  5. So buy the call, vol rises and stock drops. How have you isolated vola?
  6. i can't even imagine "short guts" theres obviously a reason they call it that.. it falls under the same catagory as short strangles/straddles ... flys take the cake compared to these structures..

    in the long run i hope to either make markets.. or trade a large book of some sort.. and i'm sure any MM has a colorful arrangement of these structures all up and down the strike space equating to what looks like a butterfly inside a wrangle.. at least thats my guess from readings.
  7. ladders are more of a discussion of how deep in the money or at the money to sell in relation to the ratio and spread of the bought options according to how sensitive you wanna be to the magnitude of a move.. thats just my imagination speculating what would make sense there.. never traded it.. another trade similar to the wrangle/fly pattern would be to wrap the fly with the ladder to short a fly inside long ladders or vice versa..
  8. I don't know why you'd want to make a market in an environment where flies are often as narrow as NBBO in the underlying (I can post instances tomorrow).

    MMers generally like to be short ATM, long excess OTM (long speed). You're short where exposures are reduced in convexity (concave) and long where convexity is positive.

    A fly is a good representation of what MMers try to achieve in a single-name book. It's short gamma at DN and long gamma (marginally) outside the wings. All single-name MMers would run fly-dissections to manage their books. It's less a factor now as most MMing operations are inter-market across a global risk figure.

    Decide what you want to be; a liquidity maker or taker. There isn't a lot of opportunity for the former, unless you want to work for Susq, Citadel, etc.

    Buy flies (short gamma) and go long excess wings on the cheap. That's how I believe a book should be structured as a liquidity taker.

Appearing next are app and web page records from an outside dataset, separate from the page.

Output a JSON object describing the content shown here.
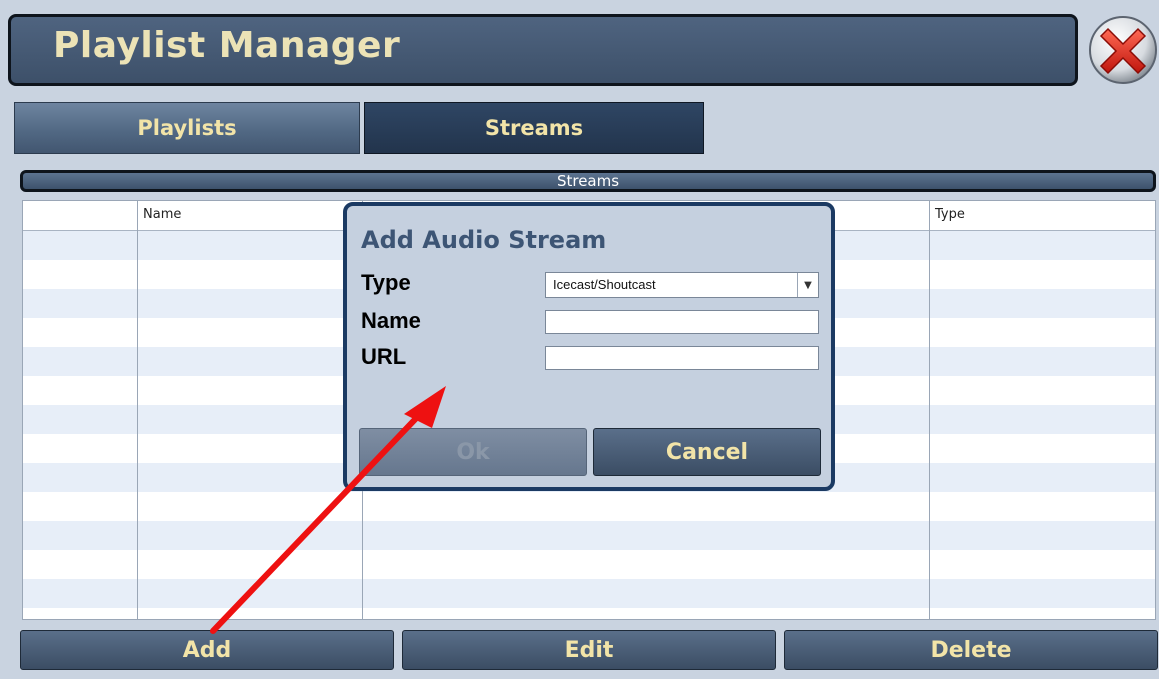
{
  "window": {
    "title": "Playlist Manager"
  },
  "tabs": [
    {
      "label": "Playlists",
      "active": false
    },
    {
      "label": "Streams",
      "active": true
    }
  ],
  "section": {
    "title": "Streams"
  },
  "table": {
    "columns": [
      "",
      "Name",
      "",
      "Type"
    ]
  },
  "dialog": {
    "title": "Add Audio Stream",
    "type_label": "Type",
    "type_value": "Icecast/Shoutcast",
    "name_label": "Name",
    "name_value": "",
    "url_label": "URL",
    "url_value": "",
    "ok_label": "Ok",
    "cancel_label": "Cancel"
  },
  "buttons": {
    "add": "Add",
    "edit": "Edit",
    "delete": "Delete"
  },
  "colors": {
    "accent_text": "#f2e4a8",
    "title_text": "#ece3b6",
    "annotation_arrow": "#ee1111",
    "close_icon": "#e0281f"
  },
  "icons": {
    "close": "close-x-icon",
    "dropdown": "chevron-down-icon"
  }
}
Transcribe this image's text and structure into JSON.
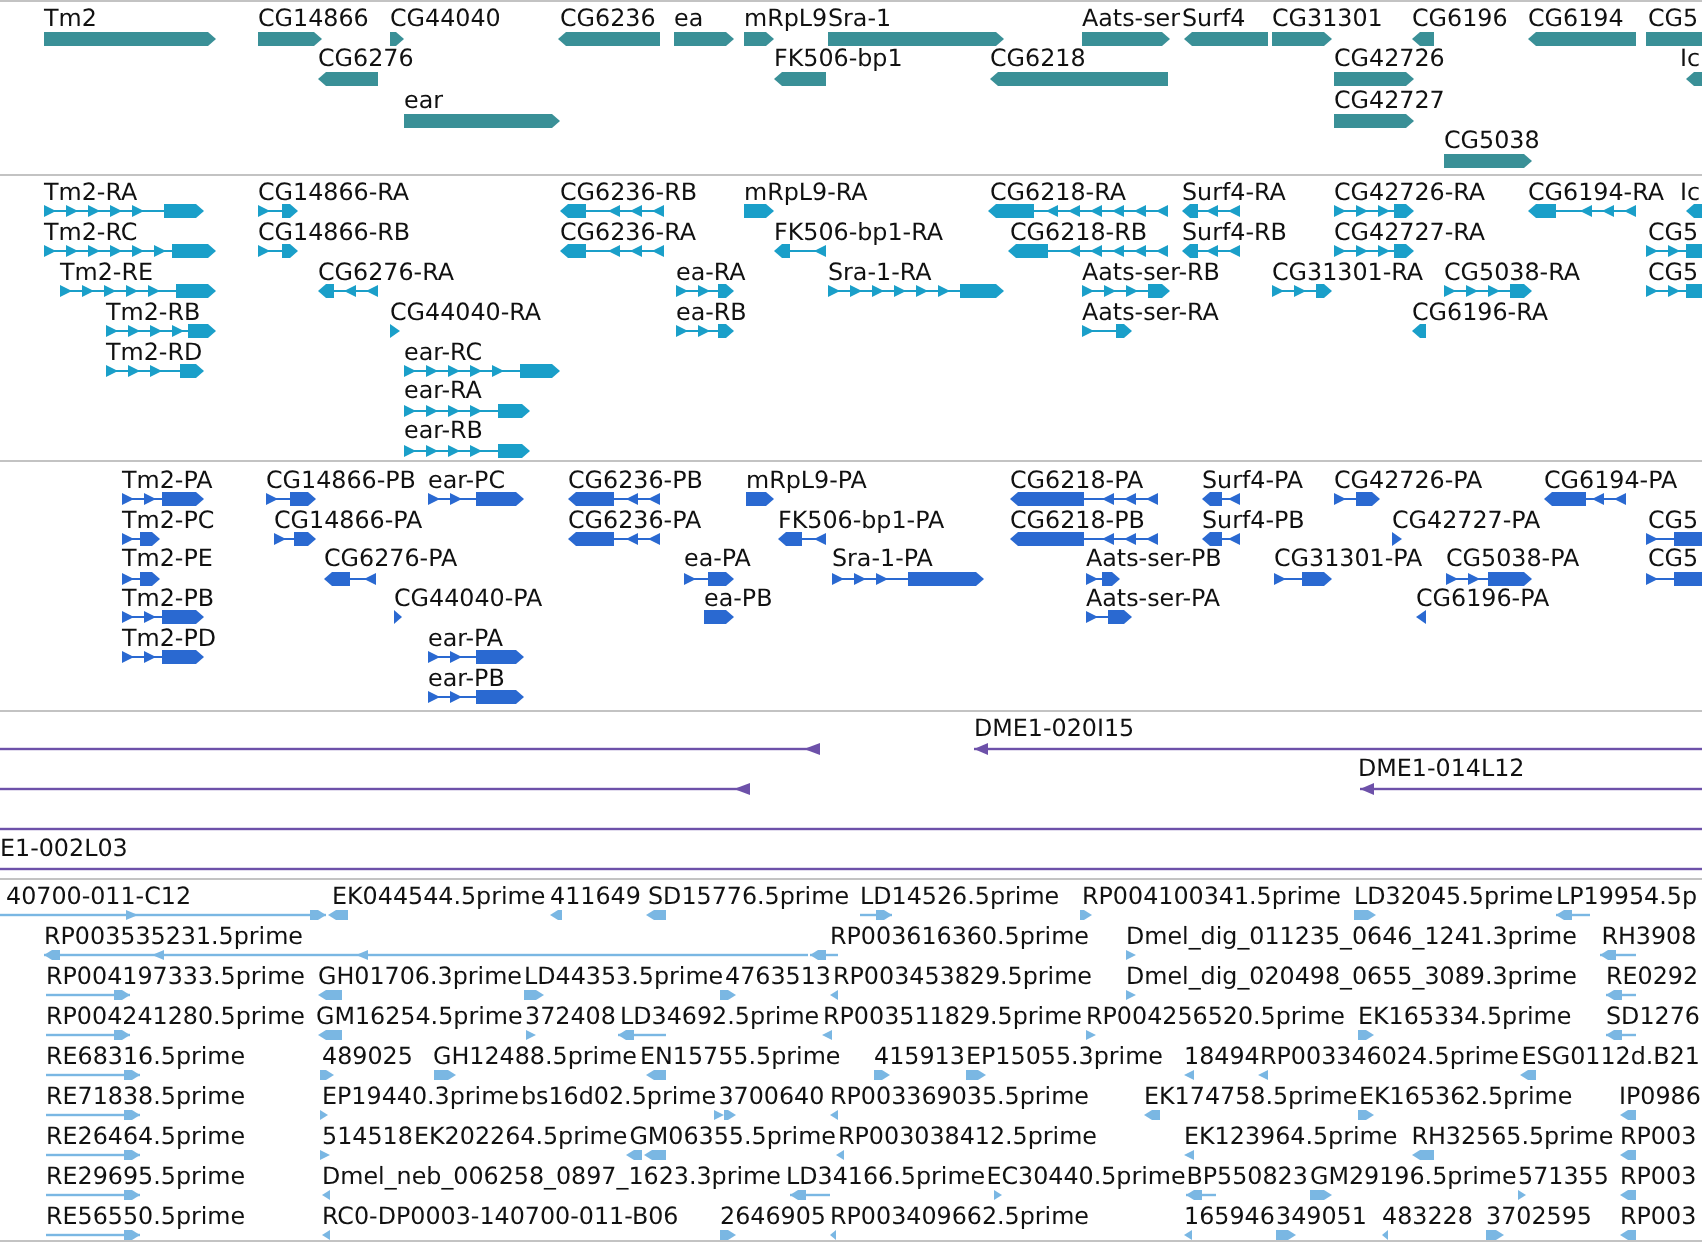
{
  "tracks": [
    {
      "kind": "gene",
      "features": [
        {
          "label": "Tm2",
          "reverse": false
        },
        {
          "label": "CG14866",
          "reverse": false
        },
        {
          "label": "CG44040",
          "reverse": false
        },
        {
          "label": "CG6236",
          "reverse": true
        },
        {
          "label": "ea",
          "reverse": false
        },
        {
          "label": "mRpL9",
          "reverse": false
        },
        {
          "label": "Sra-1",
          "reverse": false
        },
        {
          "label": "Aats-ser",
          "reverse": false
        },
        {
          "label": "Surf4",
          "reverse": true
        },
        {
          "label": "CG31301",
          "reverse": false
        },
        {
          "label": "CG6196",
          "reverse": true
        },
        {
          "label": "CG6194",
          "reverse": true
        },
        {
          "label": "CG5",
          "reverse": false
        },
        {
          "label": "CG6276",
          "reverse": true
        },
        {
          "label": "FK506-bp1",
          "reverse": true
        },
        {
          "label": "CG6218",
          "reverse": true
        },
        {
          "label": "CG42726",
          "reverse": false
        },
        {
          "label": "Ic",
          "reverse": true
        },
        {
          "label": "ear",
          "reverse": false
        },
        {
          "label": "CG42727",
          "reverse": false
        },
        {
          "label": "CG5038",
          "reverse": false
        }
      ]
    },
    {
      "kind": "transcript",
      "features": [
        {
          "label": "Tm2-RA",
          "reverse": false
        },
        {
          "label": "CG14866-RA",
          "reverse": false
        },
        {
          "label": "CG6236-RB",
          "reverse": true
        },
        {
          "label": "mRpL9-RA",
          "reverse": false
        },
        {
          "label": "CG6218-RA",
          "reverse": true
        },
        {
          "label": "Surf4-RA",
          "reverse": true
        },
        {
          "label": "CG42726-RA",
          "reverse": false
        },
        {
          "label": "CG6194-RA",
          "reverse": true
        },
        {
          "label": "Ic",
          "reverse": true
        },
        {
          "label": "Tm2-RC",
          "reverse": false
        },
        {
          "label": "CG14866-RB",
          "reverse": false
        },
        {
          "label": "CG6236-RA",
          "reverse": true
        },
        {
          "label": "FK506-bp1-RA",
          "reverse": true
        },
        {
          "label": "CG6218-RB",
          "reverse": true
        },
        {
          "label": "Surf4-RB",
          "reverse": true
        },
        {
          "label": "CG42727-RA",
          "reverse": false
        },
        {
          "label": "CG5",
          "reverse": false
        },
        {
          "label": "Tm2-RE",
          "reverse": false
        },
        {
          "label": "CG6276-RA",
          "reverse": true
        },
        {
          "label": "ea-RA",
          "reverse": false
        },
        {
          "label": "Sra-1-RA",
          "reverse": false
        },
        {
          "label": "Aats-ser-RB",
          "reverse": false
        },
        {
          "label": "CG31301-RA",
          "reverse": false
        },
        {
          "label": "CG5038-RA",
          "reverse": false
        },
        {
          "label": "CG5",
          "reverse": false
        },
        {
          "label": "Tm2-RB",
          "reverse": false
        },
        {
          "label": "CG44040-RA",
          "reverse": false
        },
        {
          "label": "ea-RB",
          "reverse": false
        },
        {
          "label": "Aats-ser-RA",
          "reverse": false
        },
        {
          "label": "CG6196-RA",
          "reverse": true
        },
        {
          "label": "Tm2-RD",
          "reverse": false
        },
        {
          "label": "ear-RC",
          "reverse": false
        },
        {
          "label": "ear-RA",
          "reverse": false
        },
        {
          "label": "ear-RB",
          "reverse": false
        }
      ]
    },
    {
      "kind": "protein",
      "features": [
        {
          "label": "Tm2-PA",
          "reverse": false
        },
        {
          "label": "CG14866-PB",
          "reverse": false
        },
        {
          "label": "ear-PC",
          "reverse": false
        },
        {
          "label": "CG6236-PB",
          "reverse": true
        },
        {
          "label": "mRpL9-PA",
          "reverse": false
        },
        {
          "label": "CG6218-PA",
          "reverse": true
        },
        {
          "label": "Surf4-PA",
          "reverse": true
        },
        {
          "label": "CG42726-PA",
          "reverse": false
        },
        {
          "label": "CG6194-PA",
          "reverse": true
        },
        {
          "label": "Tm2-PC",
          "reverse": false
        },
        {
          "label": "CG14866-PA",
          "reverse": false
        },
        {
          "label": "CG6236-PA",
          "reverse": true
        },
        {
          "label": "FK506-bp1-PA",
          "reverse": true
        },
        {
          "label": "CG6218-PB",
          "reverse": true
        },
        {
          "label": "Surf4-PB",
          "reverse": true
        },
        {
          "label": "CG42727-PA",
          "reverse": false
        },
        {
          "label": "CG5",
          "reverse": false
        },
        {
          "label": "Tm2-PE",
          "reverse": false
        },
        {
          "label": "CG6276-PA",
          "reverse": true
        },
        {
          "label": "ea-PA",
          "reverse": false
        },
        {
          "label": "Sra-1-PA",
          "reverse": false
        },
        {
          "label": "Aats-ser-PB",
          "reverse": false
        },
        {
          "label": "CG31301-PA",
          "reverse": false
        },
        {
          "label": "CG5038-PA",
          "reverse": false
        },
        {
          "label": "CG5",
          "reverse": false
        },
        {
          "label": "Tm2-PB",
          "reverse": false
        },
        {
          "label": "CG44040-PA",
          "reverse": false
        },
        {
          "label": "ea-PB",
          "reverse": false
        },
        {
          "label": "Aats-ser-PA",
          "reverse": false
        },
        {
          "label": "CG6196-PA",
          "reverse": true
        },
        {
          "label": "Tm2-PD",
          "reverse": false
        },
        {
          "label": "ear-PA",
          "reverse": false
        },
        {
          "label": "ear-PB",
          "reverse": false
        }
      ]
    },
    {
      "kind": "clone",
      "features": [
        {
          "head_at_start": false,
          "head_at_end": true
        },
        {
          "label": "DME1-020I15",
          "head_at_start": true,
          "head_at_end": false
        },
        {
          "head_at_start": false,
          "head_at_end": true
        },
        {
          "label": "DME1-014L12",
          "head_at_start": true,
          "head_at_end": false
        },
        {
          "head_at_start": false,
          "head_at_end": false
        },
        {
          "label": "E1-002L03",
          "head_at_start": false,
          "head_at_end": false
        }
      ]
    },
    {
      "kind": "est",
      "features": [
        {
          "label": "40700-011-C12",
          "reverse": false
        },
        {
          "label": "EK044544.5prime",
          "reverse": true
        },
        {
          "label": "411649",
          "reverse": true
        },
        {
          "label": "SD15776.5prime",
          "reverse": true
        },
        {
          "label": "LD14526.5prime",
          "reverse": false
        },
        {
          "label": "RP004100341.5prime",
          "reverse": false
        },
        {
          "label": "LD32045.5prime",
          "reverse": false
        },
        {
          "label": "LP19954.5p",
          "reverse": true
        },
        {
          "label": "RP003535231.5prime",
          "reverse": true
        },
        {
          "label": "RP003616360.5prime",
          "reverse": true
        },
        {
          "label": "Dmel_dig_011235_0646_1241.3prime",
          "reverse": false
        },
        {
          "label": "RH3908",
          "reverse": true
        },
        {
          "label": "RP004197333.5prime",
          "reverse": false
        },
        {
          "label": "GH01706.3prime",
          "reverse": true
        },
        {
          "label": "LD44353.5prime",
          "reverse": false
        },
        {
          "label": "4763513",
          "reverse": false
        },
        {
          "label": "RP003453829.5prime",
          "reverse": true
        },
        {
          "label": "Dmel_dig_020498_0655_3089.3prime",
          "reverse": false
        },
        {
          "label": "RE0292",
          "reverse": true
        },
        {
          "label": "RP004241280.5prime",
          "reverse": false
        },
        {
          "label": "GM16254.5prime",
          "reverse": true
        },
        {
          "label": "372408",
          "reverse": false
        },
        {
          "label": "LD34692.5prime",
          "reverse": true
        },
        {
          "label": "RP003511829.5prime",
          "reverse": true
        },
        {
          "label": "RP004256520.5prime",
          "reverse": false
        },
        {
          "label": "EK165334.5prime",
          "reverse": false
        },
        {
          "label": "SD1276",
          "reverse": true
        },
        {
          "label": "RE68316.5prime",
          "reverse": false
        },
        {
          "label": "489025",
          "reverse": false
        },
        {
          "label": "GH12488.5prime",
          "reverse": false
        },
        {
          "label": "EN15755.5prime",
          "reverse": true
        },
        {
          "label": "415913",
          "reverse": false
        },
        {
          "label": "EP15055.3prime",
          "reverse": false
        },
        {
          "label": "18494",
          "reverse": true
        },
        {
          "label": "RP003346024.5prime",
          "reverse": true
        },
        {
          "label": "ESG0112d.B21",
          "reverse": true
        },
        {
          "label": "RE71838.5prime",
          "reverse": false
        },
        {
          "label": "EP19440.3prime",
          "reverse": false
        },
        {
          "label": "bs16d02.5prime",
          "reverse": false
        },
        {
          "label": "3700640",
          "reverse": false
        },
        {
          "label": "RP003369035.5prime",
          "reverse": true
        },
        {
          "label": "EK174758.5prime",
          "reverse": true
        },
        {
          "label": "EK165362.5prime",
          "reverse": false
        },
        {
          "label": "IP0986",
          "reverse": true
        },
        {
          "label": "RE26464.5prime",
          "reverse": false
        },
        {
          "label": "514518",
          "reverse": false
        },
        {
          "label": "EK202264.5prime",
          "reverse": true
        },
        {
          "label": "GM06355.5prime",
          "reverse": true
        },
        {
          "label": "RP003038412.5prime",
          "reverse": true
        },
        {
          "label": "EK123964.5prime",
          "reverse": true
        },
        {
          "label": "RH32565.5prime",
          "reverse": true
        },
        {
          "label": "RP003",
          "reverse": true
        },
        {
          "label": "RE29695.5prime",
          "reverse": false
        },
        {
          "label": "Dmel_neb_006258_0897_1623.3prime",
          "reverse": true
        },
        {
          "label": "LD34166.5prime",
          "reverse": true
        },
        {
          "label": "EC30440.5prime",
          "reverse": false
        },
        {
          "label": "BP550823",
          "reverse": true
        },
        {
          "label": "GM29196.5prime",
          "reverse": false
        },
        {
          "label": "571355",
          "reverse": false
        },
        {
          "label": "RP003",
          "reverse": true
        },
        {
          "label": "RE56550.5prime",
          "reverse": false
        },
        {
          "label": "RC0-DP0003-140700-011-B06",
          "reverse": true
        },
        {
          "label": "2646905",
          "reverse": false
        },
        {
          "label": "RP003409662.5prime",
          "reverse": true
        },
        {
          "label": "165946",
          "reverse": true
        },
        {
          "label": "349051",
          "reverse": false
        },
        {
          "label": "483228",
          "reverse": true
        },
        {
          "label": "3702595",
          "reverse": false
        },
        {
          "label": "RP003",
          "reverse": true
        }
      ]
    }
  ]
}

  9. i wanna make money.. haha Market making today does seem like it would be exactly what you say.. intermarket arbitrage.. super fast, and done by computers.. everyone that makes money has a hidden box/software.. hardware set up/ colocation ... broker relations... etc.. etc.. that they won't let anyone know about.. i can imagiine people setting up all kinds of structures to lure people into just a slight overpayment .. thats what the fuck i would do... its like you wanna look like the shits getting bid up as the big order comes in.. haha... but it seems like market making could be a fine line between liquidity taking and actual options arb... i don't know anything about this and could be talking out my ass.. i've never worked for anyone in my life.. other then customers... i can't imagine punching a clock like all the rest of the slaves... i got into trading to essentially put my brain and emotional stabilty to the test for a bet to gain my freedom from the bondage of employment.. or as i have experienced self employment.. my only experience has been theres no free lunch .. haha
  10. You're not making a sound argument here. If you're afraid of what it will become then don't trade the ladder. There is no instance you can make to me to trade the ladder over the condor (outside of the index). If you're being paid massive skew in the ladder then you can approach that edge-figure (and greater $ exposure) in a condor. Not dumb in terms of vol-edge but in capacity. It's just a poor choice.

    None of this is unknown. You're not going to structure wrangles and flies into some super position, it doesn't exist.
    #10     Sep 3, 2012